On September 6th, Michael Keenan was released from prison after spending 20 years on Ohio’s death row. Keenan and his co-defendant, Joseph D’Ambrosio were convicted of the 1988 murder of Tony Klann. Keenan’s first conviction was overturned in 1994, but he was retried and re-convicted and sentenced to death. His second conviction was overturned in 2012 because of prosecutorial misconduct. Prosecutors withheld evidence that could have exonerated Keenan and D’Ambrosio, including police statements that discredit the testimony of the only eyewitness to the crime and evidence that the man who tipped the police off to Keenan being the killer had a motive for killing the victim.

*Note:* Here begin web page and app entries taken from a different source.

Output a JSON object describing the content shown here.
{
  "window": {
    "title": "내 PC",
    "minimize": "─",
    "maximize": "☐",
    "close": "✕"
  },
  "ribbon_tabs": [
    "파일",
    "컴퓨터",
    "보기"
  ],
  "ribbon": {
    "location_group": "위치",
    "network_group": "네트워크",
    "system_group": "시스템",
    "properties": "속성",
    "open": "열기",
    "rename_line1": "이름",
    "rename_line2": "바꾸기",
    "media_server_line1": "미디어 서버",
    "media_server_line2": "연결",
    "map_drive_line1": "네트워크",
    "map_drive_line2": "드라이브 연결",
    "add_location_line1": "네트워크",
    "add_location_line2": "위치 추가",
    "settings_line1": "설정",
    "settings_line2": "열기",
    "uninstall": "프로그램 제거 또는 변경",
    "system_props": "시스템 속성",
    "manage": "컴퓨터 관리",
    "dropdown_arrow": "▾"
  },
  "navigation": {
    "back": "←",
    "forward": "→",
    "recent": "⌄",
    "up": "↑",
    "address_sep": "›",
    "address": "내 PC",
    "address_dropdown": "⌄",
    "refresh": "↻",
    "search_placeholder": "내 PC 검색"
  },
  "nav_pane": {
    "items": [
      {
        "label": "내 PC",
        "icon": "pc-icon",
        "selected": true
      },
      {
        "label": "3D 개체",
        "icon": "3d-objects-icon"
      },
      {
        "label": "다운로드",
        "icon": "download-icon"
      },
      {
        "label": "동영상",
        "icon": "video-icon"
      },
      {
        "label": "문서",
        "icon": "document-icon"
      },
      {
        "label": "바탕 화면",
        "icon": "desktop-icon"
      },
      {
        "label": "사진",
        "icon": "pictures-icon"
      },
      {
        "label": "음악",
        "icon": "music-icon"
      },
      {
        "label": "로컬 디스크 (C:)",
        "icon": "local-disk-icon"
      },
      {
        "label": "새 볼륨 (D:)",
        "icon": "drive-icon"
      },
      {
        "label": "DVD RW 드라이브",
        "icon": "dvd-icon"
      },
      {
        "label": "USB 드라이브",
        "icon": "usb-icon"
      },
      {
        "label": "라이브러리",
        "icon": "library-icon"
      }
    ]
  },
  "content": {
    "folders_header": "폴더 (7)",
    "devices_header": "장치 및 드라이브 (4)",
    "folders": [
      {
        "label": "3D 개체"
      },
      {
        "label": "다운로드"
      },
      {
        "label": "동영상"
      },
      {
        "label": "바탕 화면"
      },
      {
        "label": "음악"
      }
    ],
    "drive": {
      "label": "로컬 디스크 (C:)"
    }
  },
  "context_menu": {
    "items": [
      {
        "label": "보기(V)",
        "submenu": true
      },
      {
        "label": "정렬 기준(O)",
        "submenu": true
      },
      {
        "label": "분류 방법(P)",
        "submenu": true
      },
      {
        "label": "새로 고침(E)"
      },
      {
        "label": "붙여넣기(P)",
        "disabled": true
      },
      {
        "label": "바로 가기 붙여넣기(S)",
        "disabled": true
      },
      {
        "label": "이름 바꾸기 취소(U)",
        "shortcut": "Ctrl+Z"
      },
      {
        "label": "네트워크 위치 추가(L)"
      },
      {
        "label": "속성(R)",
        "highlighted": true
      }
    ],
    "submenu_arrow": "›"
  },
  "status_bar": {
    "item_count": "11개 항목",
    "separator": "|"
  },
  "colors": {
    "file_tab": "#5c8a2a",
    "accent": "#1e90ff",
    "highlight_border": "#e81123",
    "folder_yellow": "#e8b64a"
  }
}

The police statements showed that Klann was not killed at Doan Park, where the prosecutor’s eyewitness said he was. Eddie Espinoza pled guilty to manslaughter in 1988 in order to receive a reduced sentence. Espinoza claimed that Keenan slit Klann’s throat and D’Ambrosio stabbed him in the chest in Doan Park. A man named Paul Lewis had told the police to investigate Keenan. It turns out that Tony Klann was a witness in a case against Lewis, which was dropped after his death.
A Cuyahoga County judge dismissed all charges against Keenan and barred retrial. The state can appeal the decision, but if the decision is upheld, Keenan will be released an exonerated man.
“[I]t is without question, based on the egregious history of the prosecutorial misconduct and the Brady violations outlined in detail by both the Ohio Supreme Court and the Northern District Court of Ohio in this case that the State willfully withheld exculpatory evidence from Keenan and his attorneys,” said Judge John Russo in his decision.
“In the interest of justice and fairness, the harm done to defendant Keenan has been so egregious that this is the extraordinary case where the court has no other option but to grant the motion to dismiss…The degradation of this case began 25 years ago, when the desire to obtain a conviction overwhelmed the state’s responsibility to seek the fullest truth.”
Some news reports incorrectly state that Keenan was going to plead guilty to involuntary manslaughter before being released, to avoid retrial.
Earlier this year, D’Ambrosio was exonerated. The Supreme Court refused to hear an appeal by the state of Ohio challenging the writ of habeas corpus and the barring of re-prosecution of Joe D’Ambrosio. He is now free from death row and all charges have been dismissed. D’Ambrosio’s conviction was first overturned in 2006 because the state withheld evidence from the defense. The federal court originally allowed the state to re-prosecute him, but just before trial the state revealed the existence of even more evidence that it had hidden. The state did not divulge in a timely manner that the key witness against D’Ambrosio was now deceased. In 2010, the District Court barred retrial because of prosecutorial misconduct. The court concluded that based on the biased developments that D’Ambrosio had a low chance of a fair trial.
District Court Judge Kathleen O’Malley wrote:
“For 20 years, the State held D’Ambrosio on death row, despite wrongfully withholding evidence that ‘would have substantially increased a reasonable juror’s doubt of D’Ambrosio’s guilt.’ Despite being ordered to do so by this Court…the State still failed to turn over all relevant and material evidence relating to the crime of which D’Ambrosio was convicted. Then, once it was ordered to provide D’Ambrosio a constitutional trial or release him within 180 days, the State did neither. During those 180 days, the State engaged in substantial inequitable conduct, wrongfully retaining and delaying the production of yet more potentially exculpatory evidence… To fail to bar retrial in such extraordinary circumstances surely would fail to serve the interests of justice.”
In 2011, the U.S. Court of Appeals for the Sixth Circuit upheld the decision and even the dissenting justice said that the prosecution lacked ability to competently prosecute D’Ambrosio. The state appealed the decision on jurisdiction, but was denied. This makes D’Ambrosio the 6th death row exoneree from Ohio and if Keenan’s decision is upheld, he will be the 7th.
D’Ambrosio had been given death in a three-day trial, likely Ohio’s shortest capital case ever.